The mitigation findings draw heavily on the IPCC Seventh Cycle Synthesis Report, approved in March 2023. To quote: ‘Global emissions are not in line with modelled global mitigation pathways consistent with the temperature goal of the Paris Agreement, and there is a rapidly narrowing window to raise ambition and implement existing commitments in order to limit warming to 1.5°C above pre-industrial levels’.
More ambition in action and support is needed in implementing domestic mitigation measures and setting more ambitious targets in order to reduce global GHG emissions by 43% by 2030 and further by 60% by 2035 compared with 2019 levels and reach net zero CO2 emissions by 2050 globally. This would need system transformations across all sectors, including scaling up renewable energy while phasing out all unabated fossil fuels, reducing non-CO2 emissions, such as methane from fossil fuel systems, and implementing both supply- and demand-side measures.
The Technical Dialogue report also flags the importance of economic diversification and ‘just transitions’ to support more robust and equitable mitigation outcomes, tailored to specific contexts and circumstances.
The language of the Technical Dialogue report is measured, but is quite explicit about two gaps. The ‘emissions gap’ measures the divergence between NDCs and what would be required to meet the long-term temperature goal in the Paris Agreement, while the ‘implementation gap’ measures how much current policies and actions fall short of reaching stated targets and pledges. In both respects, there is much to be done to bridge action and aspiration.
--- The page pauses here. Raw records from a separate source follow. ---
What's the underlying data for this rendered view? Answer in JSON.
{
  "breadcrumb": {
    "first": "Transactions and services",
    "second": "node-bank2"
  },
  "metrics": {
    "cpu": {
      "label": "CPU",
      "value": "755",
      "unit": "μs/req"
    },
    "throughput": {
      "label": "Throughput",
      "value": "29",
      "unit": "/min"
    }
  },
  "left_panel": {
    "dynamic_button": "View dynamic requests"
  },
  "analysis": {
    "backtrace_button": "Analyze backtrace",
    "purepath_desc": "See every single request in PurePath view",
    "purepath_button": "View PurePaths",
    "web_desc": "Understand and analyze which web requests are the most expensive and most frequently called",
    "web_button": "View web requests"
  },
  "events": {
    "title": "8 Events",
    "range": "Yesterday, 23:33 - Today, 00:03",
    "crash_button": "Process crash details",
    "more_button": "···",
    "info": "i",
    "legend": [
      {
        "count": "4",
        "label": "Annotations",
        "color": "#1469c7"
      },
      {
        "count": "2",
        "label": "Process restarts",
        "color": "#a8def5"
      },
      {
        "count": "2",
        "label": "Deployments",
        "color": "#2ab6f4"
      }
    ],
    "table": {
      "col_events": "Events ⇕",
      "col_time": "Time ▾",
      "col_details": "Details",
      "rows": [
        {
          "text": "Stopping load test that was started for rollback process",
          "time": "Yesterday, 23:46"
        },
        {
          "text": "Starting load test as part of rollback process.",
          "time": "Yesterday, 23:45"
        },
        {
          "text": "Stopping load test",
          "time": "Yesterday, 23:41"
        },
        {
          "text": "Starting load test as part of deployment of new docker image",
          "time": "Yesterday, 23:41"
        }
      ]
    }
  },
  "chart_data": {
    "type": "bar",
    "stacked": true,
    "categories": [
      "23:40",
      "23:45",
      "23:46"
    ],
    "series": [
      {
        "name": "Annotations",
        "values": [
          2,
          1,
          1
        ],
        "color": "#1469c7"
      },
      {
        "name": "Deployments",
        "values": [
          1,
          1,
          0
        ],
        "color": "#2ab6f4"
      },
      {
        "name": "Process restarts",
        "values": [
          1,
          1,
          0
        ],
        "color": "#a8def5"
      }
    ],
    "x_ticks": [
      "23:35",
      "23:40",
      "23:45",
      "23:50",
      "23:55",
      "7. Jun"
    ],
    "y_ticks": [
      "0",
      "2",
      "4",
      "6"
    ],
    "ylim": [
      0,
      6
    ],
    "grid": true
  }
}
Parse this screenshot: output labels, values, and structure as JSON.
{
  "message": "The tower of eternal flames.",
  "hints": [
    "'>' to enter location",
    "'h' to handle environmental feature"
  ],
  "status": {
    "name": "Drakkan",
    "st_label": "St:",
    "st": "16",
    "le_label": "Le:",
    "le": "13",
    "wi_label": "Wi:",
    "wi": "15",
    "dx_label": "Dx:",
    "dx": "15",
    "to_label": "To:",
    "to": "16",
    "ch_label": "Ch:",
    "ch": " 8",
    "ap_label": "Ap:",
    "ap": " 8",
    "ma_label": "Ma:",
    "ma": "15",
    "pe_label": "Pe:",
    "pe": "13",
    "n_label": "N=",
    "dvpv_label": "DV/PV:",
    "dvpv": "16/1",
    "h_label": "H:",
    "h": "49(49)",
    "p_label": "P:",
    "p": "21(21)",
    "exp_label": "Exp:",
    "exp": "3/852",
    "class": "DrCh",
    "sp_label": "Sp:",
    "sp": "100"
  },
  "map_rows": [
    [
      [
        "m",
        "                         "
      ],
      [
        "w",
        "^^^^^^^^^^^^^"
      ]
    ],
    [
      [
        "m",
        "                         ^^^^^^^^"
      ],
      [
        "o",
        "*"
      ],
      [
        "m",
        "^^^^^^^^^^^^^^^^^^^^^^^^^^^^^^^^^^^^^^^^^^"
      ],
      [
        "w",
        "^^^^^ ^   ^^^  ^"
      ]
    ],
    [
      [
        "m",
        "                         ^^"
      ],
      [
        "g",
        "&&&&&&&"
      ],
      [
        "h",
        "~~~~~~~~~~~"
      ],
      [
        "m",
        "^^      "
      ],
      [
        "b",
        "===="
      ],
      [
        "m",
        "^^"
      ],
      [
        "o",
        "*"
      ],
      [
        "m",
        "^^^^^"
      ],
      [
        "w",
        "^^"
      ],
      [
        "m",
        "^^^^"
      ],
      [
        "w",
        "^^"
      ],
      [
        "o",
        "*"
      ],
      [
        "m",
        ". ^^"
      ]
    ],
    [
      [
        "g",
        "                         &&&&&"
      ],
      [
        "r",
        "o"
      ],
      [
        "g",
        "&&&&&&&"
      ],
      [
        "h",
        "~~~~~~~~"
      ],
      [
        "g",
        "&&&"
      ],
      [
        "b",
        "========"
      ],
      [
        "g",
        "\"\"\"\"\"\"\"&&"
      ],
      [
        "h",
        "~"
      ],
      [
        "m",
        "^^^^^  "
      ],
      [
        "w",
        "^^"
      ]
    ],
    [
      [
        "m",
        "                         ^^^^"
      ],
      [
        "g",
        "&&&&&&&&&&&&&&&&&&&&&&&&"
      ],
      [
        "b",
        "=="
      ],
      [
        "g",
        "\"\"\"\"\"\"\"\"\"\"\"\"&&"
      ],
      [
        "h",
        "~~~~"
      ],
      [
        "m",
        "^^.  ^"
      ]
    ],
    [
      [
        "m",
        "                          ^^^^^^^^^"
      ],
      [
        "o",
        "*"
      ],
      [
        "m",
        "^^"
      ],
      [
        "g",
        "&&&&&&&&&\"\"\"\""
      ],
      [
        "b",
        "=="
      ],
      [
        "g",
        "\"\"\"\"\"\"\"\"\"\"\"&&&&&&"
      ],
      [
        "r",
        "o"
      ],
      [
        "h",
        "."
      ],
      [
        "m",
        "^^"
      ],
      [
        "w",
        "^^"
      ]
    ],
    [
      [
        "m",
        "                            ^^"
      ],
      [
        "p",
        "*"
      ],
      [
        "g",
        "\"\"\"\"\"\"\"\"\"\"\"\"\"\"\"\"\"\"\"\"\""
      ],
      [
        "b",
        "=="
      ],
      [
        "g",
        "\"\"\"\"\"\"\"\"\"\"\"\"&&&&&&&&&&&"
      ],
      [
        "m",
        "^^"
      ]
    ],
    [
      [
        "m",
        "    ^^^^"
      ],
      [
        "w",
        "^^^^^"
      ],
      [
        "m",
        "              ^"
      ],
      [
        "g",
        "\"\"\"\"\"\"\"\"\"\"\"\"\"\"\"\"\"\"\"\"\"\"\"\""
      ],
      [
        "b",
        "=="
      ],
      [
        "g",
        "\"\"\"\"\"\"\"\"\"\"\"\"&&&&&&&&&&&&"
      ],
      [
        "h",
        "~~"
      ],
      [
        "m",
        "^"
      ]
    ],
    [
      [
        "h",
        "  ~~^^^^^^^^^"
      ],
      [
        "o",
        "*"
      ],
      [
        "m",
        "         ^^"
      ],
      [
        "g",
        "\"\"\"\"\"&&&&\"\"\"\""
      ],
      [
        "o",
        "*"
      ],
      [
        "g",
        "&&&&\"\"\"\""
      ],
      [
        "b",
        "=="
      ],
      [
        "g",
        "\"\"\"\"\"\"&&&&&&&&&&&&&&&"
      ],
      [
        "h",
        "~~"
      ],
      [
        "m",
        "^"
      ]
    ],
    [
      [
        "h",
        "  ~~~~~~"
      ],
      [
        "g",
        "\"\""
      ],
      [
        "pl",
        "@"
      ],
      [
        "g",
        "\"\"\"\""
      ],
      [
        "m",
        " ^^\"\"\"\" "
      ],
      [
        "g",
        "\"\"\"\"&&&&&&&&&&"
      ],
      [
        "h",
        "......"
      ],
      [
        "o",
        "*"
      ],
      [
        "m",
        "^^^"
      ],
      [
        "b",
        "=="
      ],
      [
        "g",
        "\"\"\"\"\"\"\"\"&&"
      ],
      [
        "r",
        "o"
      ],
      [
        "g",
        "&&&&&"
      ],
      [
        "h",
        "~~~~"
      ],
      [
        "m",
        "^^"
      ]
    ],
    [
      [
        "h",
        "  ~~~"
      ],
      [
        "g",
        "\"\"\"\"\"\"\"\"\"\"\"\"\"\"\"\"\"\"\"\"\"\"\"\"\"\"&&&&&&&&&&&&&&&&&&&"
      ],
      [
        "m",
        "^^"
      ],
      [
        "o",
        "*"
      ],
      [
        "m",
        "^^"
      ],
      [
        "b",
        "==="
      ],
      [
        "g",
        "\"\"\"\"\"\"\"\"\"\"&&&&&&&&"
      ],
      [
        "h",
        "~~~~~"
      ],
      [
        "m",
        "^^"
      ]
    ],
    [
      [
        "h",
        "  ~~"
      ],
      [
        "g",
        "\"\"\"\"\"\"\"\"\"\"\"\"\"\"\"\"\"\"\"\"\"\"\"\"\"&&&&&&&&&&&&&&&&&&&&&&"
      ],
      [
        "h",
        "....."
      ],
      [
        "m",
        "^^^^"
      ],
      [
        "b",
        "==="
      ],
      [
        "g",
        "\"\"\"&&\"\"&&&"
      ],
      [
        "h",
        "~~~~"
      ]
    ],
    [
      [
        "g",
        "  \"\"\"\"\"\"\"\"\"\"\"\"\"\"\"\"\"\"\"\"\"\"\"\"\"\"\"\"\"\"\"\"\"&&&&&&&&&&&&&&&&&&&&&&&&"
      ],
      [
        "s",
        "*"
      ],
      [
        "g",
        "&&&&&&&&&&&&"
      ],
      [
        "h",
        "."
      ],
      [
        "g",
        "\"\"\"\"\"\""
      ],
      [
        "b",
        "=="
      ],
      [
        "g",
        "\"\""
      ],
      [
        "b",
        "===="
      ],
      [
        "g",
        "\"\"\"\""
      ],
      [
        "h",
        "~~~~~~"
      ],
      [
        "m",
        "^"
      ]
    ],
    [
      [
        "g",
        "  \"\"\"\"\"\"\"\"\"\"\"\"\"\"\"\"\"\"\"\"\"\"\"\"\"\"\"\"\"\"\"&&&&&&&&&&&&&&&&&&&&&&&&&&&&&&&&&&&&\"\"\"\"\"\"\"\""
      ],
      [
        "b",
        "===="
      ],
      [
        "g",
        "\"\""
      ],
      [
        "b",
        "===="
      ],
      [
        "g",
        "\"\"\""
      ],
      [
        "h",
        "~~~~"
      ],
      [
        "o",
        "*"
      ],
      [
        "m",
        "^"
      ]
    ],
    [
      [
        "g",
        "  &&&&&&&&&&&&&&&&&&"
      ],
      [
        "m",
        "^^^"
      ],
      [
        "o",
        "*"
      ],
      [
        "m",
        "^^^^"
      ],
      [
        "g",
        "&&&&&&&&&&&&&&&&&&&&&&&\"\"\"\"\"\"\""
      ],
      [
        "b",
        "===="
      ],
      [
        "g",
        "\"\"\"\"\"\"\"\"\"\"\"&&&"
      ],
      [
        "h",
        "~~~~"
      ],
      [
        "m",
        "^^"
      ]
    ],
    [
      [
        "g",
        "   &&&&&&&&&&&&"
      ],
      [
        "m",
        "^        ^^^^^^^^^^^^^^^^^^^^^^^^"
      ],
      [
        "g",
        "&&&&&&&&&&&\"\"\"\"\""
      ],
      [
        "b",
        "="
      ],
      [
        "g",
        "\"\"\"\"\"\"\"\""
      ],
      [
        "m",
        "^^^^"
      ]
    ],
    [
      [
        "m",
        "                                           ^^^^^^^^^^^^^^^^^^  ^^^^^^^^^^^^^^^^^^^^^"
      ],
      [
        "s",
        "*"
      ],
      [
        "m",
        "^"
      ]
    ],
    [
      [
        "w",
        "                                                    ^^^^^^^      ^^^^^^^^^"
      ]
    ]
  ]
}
A political issue
The Technical Dialogue was the first step in the Global Stocktake. We have now entered the political phase, and it remains to be seen what conclusions will be reached at COP28.
However, the United Nations Framework Convention on Climate Change (UNFCCC) has already published a synthesis of government views. Some of the strongest consensus is on the role of science. The best available science needs to be recognised, and the IPCC is called out in multiple places. There are calls for the IPCC to address specific topics, including tipping points in the climate system; pathways on reduction of unabated coal use by 75% from 2019 levels by 2030; socio-economic costs, conditions, needs and implications of the Paris long-term temperature goal; and the global goal on adaptation.
These are all possible invitations or requests, and they may not all appear in the final stocktake output. Indeed, the IPCC would struggle to undertake all of these tasks given current procedures and ways of working. But they do illustrate the importance attached to the scientific underpinnings for climate action.
We have now entered the political phase, and it remains to be seen what conclusions will be reached at COP28.
Given the persistent reference to the ‘best available science’, the IPCC has been set a challenge for its Seventh Cycle, which began in July this year. IPCC member governments decided that the cycle would last between five to seven years, covering the second Global Stocktake in 2028 and, potentially, the target date of 2030 for the 17 UN Sustainable Development Goals.
There have been two clear signals coming from the UNFCCC and governments. IPCC reports should reflect the 2020s as being the ‘decade of action’, and some IPCC products should be available to inform the second Global Stocktake. Decisions about the shape of the coming cycle will be made in early 2024.
But whatever decisions are made, the challenge for the IPCC to provide the best available science in a timely and policy relevant manner is clear.
The views and opinions expressed in this article are strictly those of the author only and are not necessarily given or endorsed by or on behalf of the Energy Institute.